UPDATE: 29 June 2020: The Government has today announced that mandatory MOT testing will resume from 01 August. Drivers whose MOT is due prior to that date will still benefit from the six-month extension announced in March.
The change comes to ensure vehicle safety as road use increases following the easing of lockdown restrictions. Motorists are advised to book a test well in advance of their MOT expiry date as test centres are likely to be very busy.
Vehicle owners are to be given a six-month exemption from MOT testing, as the government aims to keep essential workers on the road and limit the potential for the spread of the coronavirus by private car owners.
Drivers of cars, vans and motorcycles whose MOT expires on or after 30 March 2020 will automatically get a six-month extension, meaning the earliest you’d need to get your car inspected would be 30 September.
This includes brand-new vehicles, which will get a six-month extension from the date their first MOT is due. As it stands, the legislation will be in effect for 12 months, until 30 March 2021.
Motorists benefiting from the extension will still be expected to keep their car in a safe and roadworthy condition, including making sure all lights are working, and that tyres have sufficient tread depth and no defects.

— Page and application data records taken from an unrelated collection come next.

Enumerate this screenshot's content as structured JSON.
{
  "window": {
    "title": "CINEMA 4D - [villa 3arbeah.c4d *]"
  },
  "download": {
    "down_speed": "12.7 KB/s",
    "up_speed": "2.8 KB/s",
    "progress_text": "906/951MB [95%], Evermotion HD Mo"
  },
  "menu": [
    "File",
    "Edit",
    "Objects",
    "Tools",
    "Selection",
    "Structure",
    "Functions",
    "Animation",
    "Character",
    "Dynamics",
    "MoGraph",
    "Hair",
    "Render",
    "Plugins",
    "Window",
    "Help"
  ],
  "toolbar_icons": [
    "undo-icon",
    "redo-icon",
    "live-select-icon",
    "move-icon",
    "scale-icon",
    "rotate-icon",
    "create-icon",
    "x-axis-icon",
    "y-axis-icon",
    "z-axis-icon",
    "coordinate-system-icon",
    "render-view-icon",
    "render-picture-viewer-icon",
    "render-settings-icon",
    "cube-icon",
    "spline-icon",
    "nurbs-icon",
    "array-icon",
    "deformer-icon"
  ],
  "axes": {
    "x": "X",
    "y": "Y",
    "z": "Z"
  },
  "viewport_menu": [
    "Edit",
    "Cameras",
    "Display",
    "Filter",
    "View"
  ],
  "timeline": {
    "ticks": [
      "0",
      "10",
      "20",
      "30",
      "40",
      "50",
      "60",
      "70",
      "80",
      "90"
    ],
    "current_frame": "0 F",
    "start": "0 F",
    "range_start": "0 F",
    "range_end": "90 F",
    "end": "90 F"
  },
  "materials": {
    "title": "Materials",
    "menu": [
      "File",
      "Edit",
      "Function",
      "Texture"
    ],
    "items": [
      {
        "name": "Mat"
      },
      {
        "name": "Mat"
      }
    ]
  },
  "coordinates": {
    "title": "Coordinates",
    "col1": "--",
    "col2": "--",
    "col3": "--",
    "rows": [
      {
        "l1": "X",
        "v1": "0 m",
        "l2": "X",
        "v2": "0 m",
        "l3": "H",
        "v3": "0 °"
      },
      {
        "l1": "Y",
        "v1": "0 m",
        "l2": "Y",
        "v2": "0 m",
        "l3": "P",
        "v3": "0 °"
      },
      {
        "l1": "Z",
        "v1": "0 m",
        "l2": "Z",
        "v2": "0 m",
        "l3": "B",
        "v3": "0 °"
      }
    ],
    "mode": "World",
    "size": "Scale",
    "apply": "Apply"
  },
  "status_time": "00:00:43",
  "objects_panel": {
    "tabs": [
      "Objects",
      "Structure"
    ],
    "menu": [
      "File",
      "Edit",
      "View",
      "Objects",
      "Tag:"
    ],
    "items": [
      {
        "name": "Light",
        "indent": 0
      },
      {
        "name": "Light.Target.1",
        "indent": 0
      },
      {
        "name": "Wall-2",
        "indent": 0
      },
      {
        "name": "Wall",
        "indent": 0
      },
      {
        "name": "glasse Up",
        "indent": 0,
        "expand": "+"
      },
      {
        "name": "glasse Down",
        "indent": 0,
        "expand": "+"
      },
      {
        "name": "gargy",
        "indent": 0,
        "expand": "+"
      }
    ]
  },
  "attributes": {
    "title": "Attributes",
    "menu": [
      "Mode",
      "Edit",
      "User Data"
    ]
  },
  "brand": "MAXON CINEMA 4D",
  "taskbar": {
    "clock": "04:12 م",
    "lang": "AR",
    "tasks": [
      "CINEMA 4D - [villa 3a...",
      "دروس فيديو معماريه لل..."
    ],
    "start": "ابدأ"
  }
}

No paper exemption certificate will be issued, but drivers will be able to see the current MOT status of their vehicle using the government’s MOT history checker. Once the extension has been applied, drivers will be able to renew their vehicle tax as normal.
A separate three-month extension applies to lorries, buses and trailers, which are exempt from needing an MOT from 21 March. For these vehicles, however, drivers may need to apply for an exemption, depending on their vehicle.
- Discover more on how to ensure your car is safe and legal to use, in our guide on how to pass an MOT test.
- You can keep up to date on our latest coverage over on our coronavirus advice hub.
What does the MOT extension mean for car tax?
If you are affected, your MOT expiry date will be updated about seven days before it is due, according to the Driver and Vehicle Standards Agency (DVSA).
Once the extension has been applied, which should happen about seven days before the expiry date, drivers will be able to (and should) renew their car tax as normal.
If your car tax is due at the same time as your MOT, you will need to wait for your MOT expiry date to be updated before you are able to renew your car tax.
If your MOT expiry date is three days away and has not been updated automatically (you can check you car’s MOT online), you need to email email@example.com.
Vehicles requiring MOT before 30 March
Unfortunately, for those whose MOT due date is up to and including 29 March, an extension won’t be granted, meaning owners will need to get their car tested to normal deadlines to remain road legal, provided they’re not self-isolating.
Those who fall into this category – such as those who are showing symptoms of coronavirus, or living with others who do – should delay booking an MOT test until after their period of self-isolation is over.
Drivers who are classed as extremely vulnerable (as defined by the government here) must not take their vehicle in for MOT testing.
Many drivers whose MOT is due before 30 March will be concerned that this could leave them open to prosecution for not having a valid MOT.
When we asked the Department for Transport (DfT), a spokesperson said it was working with the police so that they don’t enforce expired MOTs on cars parked on the street if their owner hadn’t been able to get to an MOT centre.
The DfT confirmed that drivers will still need a valid MOT to use their cars on the road, with no exemptions detailed for those driving for the essential purposes outlined by the government, including for work where it’s absolutely necessary and for medical reasons.
Furthermore, the implications for vehicle insurance (the terms and conditions of which require a valid MOT) are unclear, particularly in the event of an accident.
The DfT has stated that it’s working with insurers and the police to ensure motorists aren’t unfairly penalised for a lack of MOT.
However, this does not offer complete clarity for drivers and we’ve requested urgent clarification from the DfT. We will update this story as soon as more information is available.
Currently, there are only two exceptions to driving your car without a valid MOT: driving to or from a garage for repairs, or to a pre-booked MOT test.
If your vehicle tax runs out while you’re self-isolating and you’re unable to renew due to a lack of valid MOT, government advice is to give statutory off road notification (SORN) and declare your car off-road. However, the DfT confirmed that tax regulations will be enforced as normal, so it wouldn’t provide a solution to those without off-road parking.
Advice remains to stay at home
Despite the relaxation on MOT rules, as well as the lifting of congestion and ultra-low-emission zone charges in central London, government advice remains that people must remain in their homes and limit travel to essential shopping trips, daily exercise or for medical necessity.
As well as ensuring that essential workers can keep using their cars legally, the MOT extension will reduce the number of customers visiting garages at any one time, bolstering social-distancing practices.
Garages and MOT centres are on the list of essential business permitted to stay open during the current lockdown.
Which? has approached two of the largest national providers of MOT testing, Halfords and Kwik-fit, to find out what measures they’re taking to keep both staff and customers safe while working on vehicles, and what measures they’re working on to help people that might need an MOT urgently.
We’ll update this story as we receive more information.